“In just three weeks, tumors were destroyed, the effect being more violent than we ever have imagined,” said Dr. Carl June, one of the researchers involved in the study.
“Each cell can destroyed thousands of cancer cells,” said June, “each patient have been removed tumors from at least 900 grams.”
“A huge accomplishment”
[googlead tip=”vertical_mare” aliniat=”dreapta”] “This is a huge accomplishment — huge,” said Dr. Lee M. Nadler, dean for clinical and translational research at Harvard Medical School, who discovered the molecule on cancer cells that the Pennsylvania team’s engineered T cells target.
Innovative treatment is using patients’ own T cells, which are extracted from body cells and then genetically modified to attack cancer cells and to multiply and then reintroduced into patients’ blood.
Findings of the trial were reported Wednesday in the New England Journal of Medicine and Science Translational Medicine.
According to LA Times report, for building the cancer-attacking cells, the researchers modified a virus to carry instructions for making a molecule that binds with leukemia cells and directs T cells to kill them. Then they drew blood from three patients who suffered from chronic lymphocytic leukemia and infected their T cells with the virus.
When they infused the blood back into the patients, the engineered T cells successfully eradicated cancer cells, multiplied to more than 1,000 times in number and survived for months. They even produced dormant “memory” T cells that might spring back to life if the cancer was to return.
On average, the team calculated, each engineered T cell eradicated at least 1,000 cancer cells.
Side effects included loss of normal B cells, another type of white blood cell, which are also attacked by the modified T cells, and tumor lysis syndrome, a complication caused by the breakdown of cancer cells.
“We knew [the therapy] could be very potent,” said Dr. David Porter, director of the blood and marrow transplantation program at the Hospital of the University of Pennsylvania in Philadelphia and a coauthor of both papers, which were published in the New England Journal of Medicine and Science Translational Medicine.
“But I don’t think we expected it to be this dramatic on this go-around.”

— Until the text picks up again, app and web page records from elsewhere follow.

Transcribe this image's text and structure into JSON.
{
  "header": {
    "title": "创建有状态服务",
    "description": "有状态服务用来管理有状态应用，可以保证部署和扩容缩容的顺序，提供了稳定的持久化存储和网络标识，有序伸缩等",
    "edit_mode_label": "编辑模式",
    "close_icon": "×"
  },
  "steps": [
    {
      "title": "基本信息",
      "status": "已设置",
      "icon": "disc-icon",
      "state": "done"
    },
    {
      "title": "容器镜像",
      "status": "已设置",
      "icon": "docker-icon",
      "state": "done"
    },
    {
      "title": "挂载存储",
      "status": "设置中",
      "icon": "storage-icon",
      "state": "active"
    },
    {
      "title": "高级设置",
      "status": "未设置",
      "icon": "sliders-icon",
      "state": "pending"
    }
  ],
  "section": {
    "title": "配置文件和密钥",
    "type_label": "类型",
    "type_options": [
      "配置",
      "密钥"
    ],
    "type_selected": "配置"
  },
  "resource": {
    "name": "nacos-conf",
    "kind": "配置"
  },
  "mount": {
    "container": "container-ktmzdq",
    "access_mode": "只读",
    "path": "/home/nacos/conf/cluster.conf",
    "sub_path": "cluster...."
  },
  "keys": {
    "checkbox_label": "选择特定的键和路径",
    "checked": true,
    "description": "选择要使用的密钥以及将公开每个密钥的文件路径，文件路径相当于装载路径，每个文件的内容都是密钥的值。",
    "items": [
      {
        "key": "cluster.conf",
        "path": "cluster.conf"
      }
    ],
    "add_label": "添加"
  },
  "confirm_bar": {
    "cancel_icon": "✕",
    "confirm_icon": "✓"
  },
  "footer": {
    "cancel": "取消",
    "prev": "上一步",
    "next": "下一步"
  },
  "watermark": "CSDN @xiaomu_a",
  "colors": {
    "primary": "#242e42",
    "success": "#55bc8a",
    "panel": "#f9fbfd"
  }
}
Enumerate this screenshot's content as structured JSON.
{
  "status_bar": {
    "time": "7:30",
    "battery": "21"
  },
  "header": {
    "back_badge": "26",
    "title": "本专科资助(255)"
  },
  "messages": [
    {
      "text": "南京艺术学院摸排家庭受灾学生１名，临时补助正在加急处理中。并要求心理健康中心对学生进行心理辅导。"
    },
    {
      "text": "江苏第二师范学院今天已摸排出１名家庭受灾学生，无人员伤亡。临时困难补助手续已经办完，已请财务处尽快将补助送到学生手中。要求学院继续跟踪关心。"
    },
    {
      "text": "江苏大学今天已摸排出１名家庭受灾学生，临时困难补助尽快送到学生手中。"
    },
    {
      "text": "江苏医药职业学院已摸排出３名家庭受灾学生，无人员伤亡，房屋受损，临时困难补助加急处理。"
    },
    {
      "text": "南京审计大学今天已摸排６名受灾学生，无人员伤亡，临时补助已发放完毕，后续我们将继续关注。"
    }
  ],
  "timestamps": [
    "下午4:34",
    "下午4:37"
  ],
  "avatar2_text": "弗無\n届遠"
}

Bone marrow transplants from healthy donors have been effective in fighting some cancers, including chronic lymphocytic leukemia, but the treatment can cause side effects such as infections, liver and lung damage, even death.

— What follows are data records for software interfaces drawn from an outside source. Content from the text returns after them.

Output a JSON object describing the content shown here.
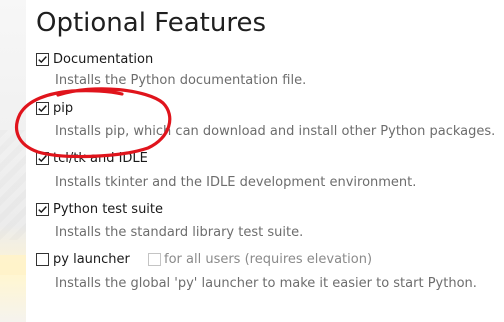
{
  "page": {
    "title": "Optional Features"
  },
  "features": [
    {
      "label": "Documentation",
      "checked": true,
      "description": "Installs the Python documentation file."
    },
    {
      "label": "pip",
      "checked": true,
      "description": "Installs pip, which can download and install other Python packages."
    },
    {
      "label": "tcl/tk and IDLE",
      "checked": true,
      "description": "Installs tkinter and the IDLE development environment."
    },
    {
      "label": "Python test suite",
      "checked": true,
      "description": "Installs the standard library test suite."
    },
    {
      "label": "py launcher",
      "checked": false,
      "description": "Installs the global 'py' launcher to make it easier to start Python.",
      "sub_option": {
        "label": "for all users (requires elevation)",
        "checked": false,
        "enabled": false
      }
    }
  ],
  "colors": {
    "annotation": "#e0141c",
    "label": "#1a1a1a",
    "description": "#6d6d6d"
  },
  "icons": {
    "checked": "checkmark-icon"
  }
}
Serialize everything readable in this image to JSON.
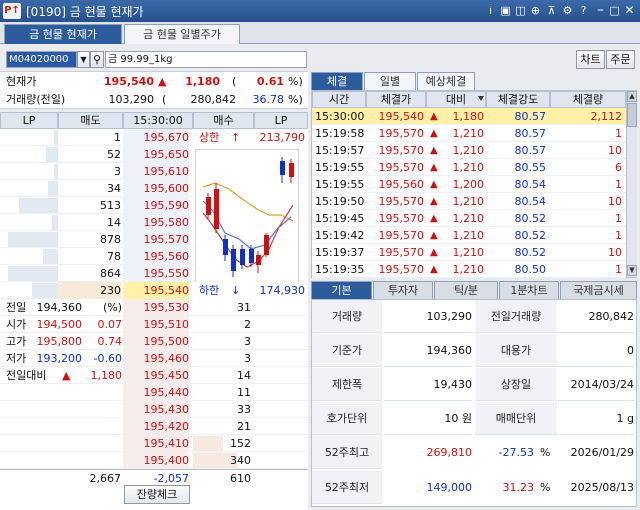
{
  "window": {
    "logo": "P↑",
    "title": "[0190] 금 현물 현재가",
    "icons": [
      "panel-icon",
      "link-icon",
      "screenshot-icon",
      "search-icon",
      "pin-icon",
      "settings-icon",
      "help-icon"
    ],
    "title_icon_glyphs": [
      "i",
      "▣",
      "◫",
      "⊕",
      "⊼",
      "⚙",
      "?"
    ]
  },
  "tabs": [
    {
      "label": "금 현물 현재가",
      "active": true
    },
    {
      "label": "금 현물 일별주가",
      "active": false
    }
  ],
  "search": {
    "code": "M04020000",
    "name": "금 99.99_1kg"
  },
  "top_buttons": {
    "chart": "차트",
    "order": "주문"
  },
  "summary": {
    "price_label": "현재가",
    "price": "195,540",
    "arrow": "▲",
    "change": "1,180",
    "paren_open": "(",
    "pct": "0.61",
    "pct_unit": "%)",
    "vol_label": "거래량(전일)",
    "volume": "103,290",
    "paren_open2": "(",
    "prev_volume": "280,842",
    "vol_ratio": "36.78",
    "vol_unit": "%)"
  },
  "orderbook": {
    "headers": [
      "LP",
      "매도",
      "15:30:00",
      "매수",
      "LP"
    ],
    "asks": [
      {
        "qty": "1",
        "price": "195,670"
      },
      {
        "qty": "52",
        "price": "195,650"
      },
      {
        "qty": "3",
        "price": "195,610"
      },
      {
        "qty": "34",
        "price": "195,600"
      },
      {
        "qty": "513",
        "price": "195,590"
      },
      {
        "qty": "14",
        "price": "195,580"
      },
      {
        "qty": "878",
        "price": "195,570"
      },
      {
        "qty": "78",
        "price": "195,560"
      },
      {
        "qty": "864",
        "price": "195,550"
      },
      {
        "qty": "230",
        "price": "195,540"
      }
    ],
    "bids": [
      {
        "price": "195,530",
        "qty": "31"
      },
      {
        "price": "195,510",
        "qty": "2"
      },
      {
        "price": "195,500",
        "qty": "3"
      },
      {
        "price": "195,460",
        "qty": "3"
      },
      {
        "price": "195,450",
        "qty": "14"
      },
      {
        "price": "195,440",
        "qty": "11"
      },
      {
        "price": "195,430",
        "qty": "33"
      },
      {
        "price": "195,420",
        "qty": "21"
      },
      {
        "price": "195,410",
        "qty": "152"
      },
      {
        "price": "195,400",
        "qty": "340"
      }
    ],
    "upper_limit_label": "상한",
    "upper_arrow": "↑",
    "upper_limit": "213,790",
    "lower_limit_label": "하한",
    "lower_arrow": "↓",
    "lower_limit": "174,930",
    "stats": [
      {
        "label": "전일",
        "value": "194,360",
        "extra": "(%)"
      },
      {
        "label": "시가",
        "value": "194,500",
        "extra": "0.07"
      },
      {
        "label": "고가",
        "value": "195,800",
        "extra": "0.74"
      },
      {
        "label": "저가",
        "value": "193,200",
        "extra": "-0.60"
      },
      {
        "label": "전일대비",
        "value": "▲",
        "extra": "1,180"
      }
    ],
    "total_ask": "2,667",
    "diff": "-2,057",
    "total_bid": "610",
    "residual_button": "잔량체크"
  },
  "trade_tabs": [
    "체결",
    "일별",
    "예상체결"
  ],
  "trades": {
    "headers": [
      "시간",
      "체결가",
      "대비",
      "체결강도",
      "체결량"
    ],
    "rows": [
      [
        "15:30:00",
        "195,540",
        "1,180",
        "80.57",
        "2,112"
      ],
      [
        "15:19:58",
        "195,570",
        "1,210",
        "80.57",
        "1"
      ],
      [
        "15:19:57",
        "195,570",
        "1,210",
        "80.57",
        "10"
      ],
      [
        "15:19:55",
        "195,570",
        "1,210",
        "80.55",
        "6"
      ],
      [
        "15:19:55",
        "195,560",
        "1,200",
        "80.54",
        "1"
      ],
      [
        "15:19:50",
        "195,570",
        "1,210",
        "80.54",
        "10"
      ],
      [
        "15:19:45",
        "195,570",
        "1,210",
        "80.52",
        "1"
      ],
      [
        "15:19:42",
        "195,570",
        "1,210",
        "80.52",
        "1"
      ],
      [
        "15:19:37",
        "195,570",
        "1,210",
        "80.52",
        "10"
      ],
      [
        "15:19:35",
        "195,570",
        "1,210",
        "80.50",
        "1"
      ]
    ]
  },
  "info_tabs": [
    "기본",
    "투자자",
    "틱/분",
    "1분차트",
    "국제금시세"
  ],
  "info": [
    {
      "l1": "거래량",
      "v1": "103,290",
      "l2": "전일거래량",
      "v2": "280,842"
    },
    {
      "l1": "기준가",
      "v1": "194,360",
      "l2": "대용가",
      "v2": "0"
    },
    {
      "l1": "제한폭",
      "v1": "19,430",
      "l2": "상장일",
      "v2": "2014/03/24"
    },
    {
      "l1": "호가단위",
      "v1": "10 원",
      "l2": "매매단위",
      "v2": "1  g"
    }
  ],
  "week52": [
    {
      "label": "52주최고",
      "price": "269,810",
      "pct": "-27.53",
      "unit": "%",
      "date": "2026/01/29"
    },
    {
      "label": "52주최저",
      "price": "149,000",
      "pct": "31.23",
      "unit": "%",
      "date": "2025/08/13"
    }
  ],
  "colors": {
    "up": "#d01010",
    "down": "#1030c8",
    "title": "#26508c",
    "ask_bg": "#e3e9f3",
    "bid_bg": "#f7e8e1"
  }
}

“1/5 of bone marrow transplant recipients may die of complications unrelated to their cancer,” Porter said.
Researchers have been working for many years to develop cancer treatments that leverage a patient’s immune system to kill tumors with much greater precision.
Specialists not involved in the trial said the new discovery is very important because it suggested that T cells could be adapted to destroy a range of cancer cells, including ones of the blood, breast or colon
“It is kind of a holy grail,” said Dr. Gary Schiller, a researcher from UCLA’s Jonsson Comprehensive Cancer Center who was not involved in the trial.
“It would be great if this could be applied to acute leukemia, where there is a terrible unmet medical need,” UCLA’s Schiller said.
Dr. David Porter added:
“Previously efforts to replace risky bone marrow transplants with such engineered T cells proved disappointing because the cells were unable to multiply or survive in patients.”
“This time, the T cells were more robust because the team added extra instructions to their virus to help the T cells multiply, survive and attack more aggressively.”
“About 15,000 patients are diagnosed with chronic lymphocytic leukemia every year. Many can live with the disease for years. Bone marrow transplants are the only treatment that eradicates the cancer.”
[googlead tip=”lista_mare” aliniat=”stanga”]Dr. David Porter cautioned that these were preliminary results and the scientists plan to continue the trial, treating more patients and following them over longer periods.
“The researchers also would like to expand the work to other tumor types and diseases,” Porter said.
The hope, scientists said, is that the method would work for cancers that can kill more ruthlessly and rapidly.